Amid the hopeful preparation for my first child’s high school graduation and journey to college is the anxiety about what my eldest daughter will encounter when she enters the career market four years from now.
She is on the tail end of a Millennial generation that has been hailed as the key cog in the next wave of American consumerism, but also one whose prospects could be tempered by a finicky marketplace.
That generation and the looming generation behind it, nonetheless, are the future— however cloudy that future might seem at times.
The housewares industry has a unique opportunity to help lift those clouds as an active recruiter of this next wave of talent.
The housewares business might not always register high among the career aspirations of today’s future development, marketing and management whizzes.
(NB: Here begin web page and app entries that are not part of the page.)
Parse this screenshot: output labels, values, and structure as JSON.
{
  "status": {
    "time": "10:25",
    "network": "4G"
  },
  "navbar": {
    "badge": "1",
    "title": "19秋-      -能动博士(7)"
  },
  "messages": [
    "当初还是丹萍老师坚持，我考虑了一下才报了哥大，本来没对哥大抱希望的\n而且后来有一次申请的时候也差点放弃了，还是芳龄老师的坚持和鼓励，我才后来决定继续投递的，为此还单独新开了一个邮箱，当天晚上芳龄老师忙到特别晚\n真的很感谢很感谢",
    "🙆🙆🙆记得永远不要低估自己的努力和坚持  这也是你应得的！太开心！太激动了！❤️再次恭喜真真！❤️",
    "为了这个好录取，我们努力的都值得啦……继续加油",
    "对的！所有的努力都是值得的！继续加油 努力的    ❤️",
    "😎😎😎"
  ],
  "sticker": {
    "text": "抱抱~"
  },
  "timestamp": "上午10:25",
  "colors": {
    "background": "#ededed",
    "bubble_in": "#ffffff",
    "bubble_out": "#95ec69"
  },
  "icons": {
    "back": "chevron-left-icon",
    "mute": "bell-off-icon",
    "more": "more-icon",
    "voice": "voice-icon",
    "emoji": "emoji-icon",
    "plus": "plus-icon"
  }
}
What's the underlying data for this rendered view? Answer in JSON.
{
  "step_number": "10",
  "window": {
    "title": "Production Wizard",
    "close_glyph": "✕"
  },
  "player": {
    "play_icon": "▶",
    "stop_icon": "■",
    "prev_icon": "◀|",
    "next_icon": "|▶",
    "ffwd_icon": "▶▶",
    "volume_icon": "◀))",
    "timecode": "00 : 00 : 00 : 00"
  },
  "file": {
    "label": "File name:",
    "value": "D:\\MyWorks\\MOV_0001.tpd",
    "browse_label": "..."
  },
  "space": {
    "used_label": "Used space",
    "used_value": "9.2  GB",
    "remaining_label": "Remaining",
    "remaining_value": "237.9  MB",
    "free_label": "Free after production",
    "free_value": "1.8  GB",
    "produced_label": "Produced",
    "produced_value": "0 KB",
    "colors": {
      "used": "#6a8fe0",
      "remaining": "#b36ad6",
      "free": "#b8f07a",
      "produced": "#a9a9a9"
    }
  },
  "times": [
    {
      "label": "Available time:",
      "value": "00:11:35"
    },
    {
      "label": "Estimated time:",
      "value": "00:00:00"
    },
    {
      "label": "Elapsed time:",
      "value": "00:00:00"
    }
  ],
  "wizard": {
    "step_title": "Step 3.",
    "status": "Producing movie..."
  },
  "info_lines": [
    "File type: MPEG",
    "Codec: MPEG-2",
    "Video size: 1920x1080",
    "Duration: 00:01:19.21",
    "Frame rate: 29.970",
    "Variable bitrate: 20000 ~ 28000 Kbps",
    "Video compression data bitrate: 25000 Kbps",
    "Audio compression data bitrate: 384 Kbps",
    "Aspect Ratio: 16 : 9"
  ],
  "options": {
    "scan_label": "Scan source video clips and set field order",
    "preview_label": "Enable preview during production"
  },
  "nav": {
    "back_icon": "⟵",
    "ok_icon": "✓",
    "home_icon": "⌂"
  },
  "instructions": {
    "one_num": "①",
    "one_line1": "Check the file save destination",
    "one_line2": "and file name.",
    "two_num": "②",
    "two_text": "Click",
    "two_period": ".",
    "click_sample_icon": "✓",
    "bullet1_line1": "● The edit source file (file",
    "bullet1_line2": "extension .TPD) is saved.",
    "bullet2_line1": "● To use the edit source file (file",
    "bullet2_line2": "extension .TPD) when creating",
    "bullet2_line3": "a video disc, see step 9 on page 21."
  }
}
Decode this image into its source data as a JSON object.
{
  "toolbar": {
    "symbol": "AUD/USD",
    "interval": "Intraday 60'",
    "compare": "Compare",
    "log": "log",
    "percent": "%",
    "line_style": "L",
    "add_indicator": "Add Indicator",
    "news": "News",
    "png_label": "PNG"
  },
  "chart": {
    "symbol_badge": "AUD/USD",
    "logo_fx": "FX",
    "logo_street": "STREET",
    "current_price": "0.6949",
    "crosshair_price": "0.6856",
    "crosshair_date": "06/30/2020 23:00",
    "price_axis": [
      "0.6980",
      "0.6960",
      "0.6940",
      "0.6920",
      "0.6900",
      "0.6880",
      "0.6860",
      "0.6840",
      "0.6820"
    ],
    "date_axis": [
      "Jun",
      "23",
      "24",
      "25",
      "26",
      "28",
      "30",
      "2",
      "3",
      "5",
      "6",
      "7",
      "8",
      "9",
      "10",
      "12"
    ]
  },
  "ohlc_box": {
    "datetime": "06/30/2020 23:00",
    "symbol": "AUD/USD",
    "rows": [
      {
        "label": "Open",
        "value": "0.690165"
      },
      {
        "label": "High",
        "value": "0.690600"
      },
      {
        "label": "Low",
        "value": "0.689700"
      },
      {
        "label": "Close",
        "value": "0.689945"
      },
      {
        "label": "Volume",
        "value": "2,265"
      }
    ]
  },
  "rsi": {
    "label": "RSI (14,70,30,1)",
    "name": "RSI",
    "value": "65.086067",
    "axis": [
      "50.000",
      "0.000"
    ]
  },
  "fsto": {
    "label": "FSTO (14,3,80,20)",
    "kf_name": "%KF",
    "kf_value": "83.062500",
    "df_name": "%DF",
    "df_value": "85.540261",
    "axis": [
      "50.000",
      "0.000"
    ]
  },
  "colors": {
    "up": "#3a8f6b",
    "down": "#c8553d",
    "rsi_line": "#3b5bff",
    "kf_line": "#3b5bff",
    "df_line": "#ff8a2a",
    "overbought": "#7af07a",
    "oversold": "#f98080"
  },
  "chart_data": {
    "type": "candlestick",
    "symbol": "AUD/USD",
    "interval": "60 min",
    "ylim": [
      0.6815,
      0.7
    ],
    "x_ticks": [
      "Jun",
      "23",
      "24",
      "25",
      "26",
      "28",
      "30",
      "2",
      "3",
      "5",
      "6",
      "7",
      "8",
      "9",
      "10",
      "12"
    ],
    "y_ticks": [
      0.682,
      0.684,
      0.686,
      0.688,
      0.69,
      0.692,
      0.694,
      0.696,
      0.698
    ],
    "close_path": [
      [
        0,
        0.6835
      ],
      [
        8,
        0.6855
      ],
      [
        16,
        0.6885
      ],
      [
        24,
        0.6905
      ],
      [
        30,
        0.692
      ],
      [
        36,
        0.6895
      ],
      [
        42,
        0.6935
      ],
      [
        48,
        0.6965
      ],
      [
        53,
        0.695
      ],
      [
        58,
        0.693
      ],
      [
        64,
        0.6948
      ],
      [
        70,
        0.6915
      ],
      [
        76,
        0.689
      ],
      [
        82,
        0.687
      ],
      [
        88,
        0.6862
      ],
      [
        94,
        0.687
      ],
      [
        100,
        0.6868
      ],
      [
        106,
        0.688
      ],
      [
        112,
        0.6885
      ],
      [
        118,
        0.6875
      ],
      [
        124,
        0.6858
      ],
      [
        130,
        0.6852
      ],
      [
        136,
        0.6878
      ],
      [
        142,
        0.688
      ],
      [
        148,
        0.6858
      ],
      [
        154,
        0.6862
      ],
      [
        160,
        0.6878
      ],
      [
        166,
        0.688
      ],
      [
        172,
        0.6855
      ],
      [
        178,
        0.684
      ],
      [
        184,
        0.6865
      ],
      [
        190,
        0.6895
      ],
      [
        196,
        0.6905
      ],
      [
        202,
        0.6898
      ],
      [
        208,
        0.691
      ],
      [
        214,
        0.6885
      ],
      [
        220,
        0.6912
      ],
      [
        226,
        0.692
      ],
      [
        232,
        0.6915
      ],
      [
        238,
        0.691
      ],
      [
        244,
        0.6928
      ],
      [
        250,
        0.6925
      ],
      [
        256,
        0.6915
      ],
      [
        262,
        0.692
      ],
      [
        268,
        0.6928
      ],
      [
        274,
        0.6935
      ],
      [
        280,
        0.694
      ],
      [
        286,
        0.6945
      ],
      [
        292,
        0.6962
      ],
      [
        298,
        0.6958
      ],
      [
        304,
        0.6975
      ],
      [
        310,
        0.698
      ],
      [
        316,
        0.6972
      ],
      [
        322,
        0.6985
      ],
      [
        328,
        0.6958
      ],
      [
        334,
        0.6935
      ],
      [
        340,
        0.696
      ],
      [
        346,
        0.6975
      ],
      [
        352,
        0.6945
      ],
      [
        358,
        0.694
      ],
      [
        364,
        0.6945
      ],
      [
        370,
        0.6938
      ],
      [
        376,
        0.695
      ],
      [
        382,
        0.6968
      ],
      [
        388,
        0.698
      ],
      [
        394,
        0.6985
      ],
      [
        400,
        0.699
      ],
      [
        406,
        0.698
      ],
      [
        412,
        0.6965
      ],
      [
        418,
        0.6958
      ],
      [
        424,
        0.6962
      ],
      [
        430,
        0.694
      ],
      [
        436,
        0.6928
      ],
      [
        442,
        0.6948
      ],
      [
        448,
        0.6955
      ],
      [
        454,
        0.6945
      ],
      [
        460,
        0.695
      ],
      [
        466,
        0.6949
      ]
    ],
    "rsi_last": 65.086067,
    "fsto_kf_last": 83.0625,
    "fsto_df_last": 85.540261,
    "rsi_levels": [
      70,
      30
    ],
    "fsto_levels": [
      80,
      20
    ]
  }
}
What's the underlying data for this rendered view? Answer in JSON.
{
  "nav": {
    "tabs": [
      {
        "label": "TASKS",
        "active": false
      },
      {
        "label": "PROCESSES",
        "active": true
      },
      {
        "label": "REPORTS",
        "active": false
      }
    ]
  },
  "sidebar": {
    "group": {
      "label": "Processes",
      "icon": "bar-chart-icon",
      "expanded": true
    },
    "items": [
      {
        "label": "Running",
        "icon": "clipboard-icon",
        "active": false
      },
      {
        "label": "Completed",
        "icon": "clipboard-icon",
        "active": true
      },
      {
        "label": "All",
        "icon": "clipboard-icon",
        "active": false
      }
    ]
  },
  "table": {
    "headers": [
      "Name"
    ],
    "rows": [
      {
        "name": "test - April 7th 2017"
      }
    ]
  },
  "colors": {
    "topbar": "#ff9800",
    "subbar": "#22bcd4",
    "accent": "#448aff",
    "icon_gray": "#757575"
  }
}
Yet, while it might not seem as exciting as mobile technology, alternative energy, finance, entertainment, fashion and a host of other industries, housewares has real stability going for it.
It doesn’t soar to dizzying heights during boom economies (remember them?). Nor does it collapse when economies crumble.
Indeed, the housewares industry, underpinned by everyday utility and need, is part of the antidote to a finicky marketplace.
For all its basic qualities, the housewares business still gets to ally with the hottest market bubbles with confidence it will remain afloat when those bubbles burst. From state-of-the-art design to “smart” technology to digital marketing and more, successful housewares companies are immersed in leading-edge development.
The root of it all, though, remains a reliable, broad industry generally buffeted from economic extremes.
I’ve heard some housewares industry executives lament the challenges of attracting the brightest young talent. That raises the stakes for the leaders in this business to brighten the spotlight on housewares as a premium career destination.
I’ve written before about the progress to that effect made by the creation of college development and marketing programs focused on home products (FIT in New York City has been a pioneer on that front).
If the overall economy sustains steady improvement as the latest high school graduates pursue their degrees during the next several years, it could result in a stronger job market by the time they enter the work force.
Scores of young adults like my daughter have too much going on right now to fully absorb the gravity of what’s ahead for them; and the full scope of the hurdles and decisions they will confront along their career paths.
The housewares industry might have to work harder than some other industries to be viewed as a preferred landing spot for this next generation. But the housewares business has plenty of advantages, too.
Now is the time for the housewares industry to reinforce its future.
Good luck, everyone.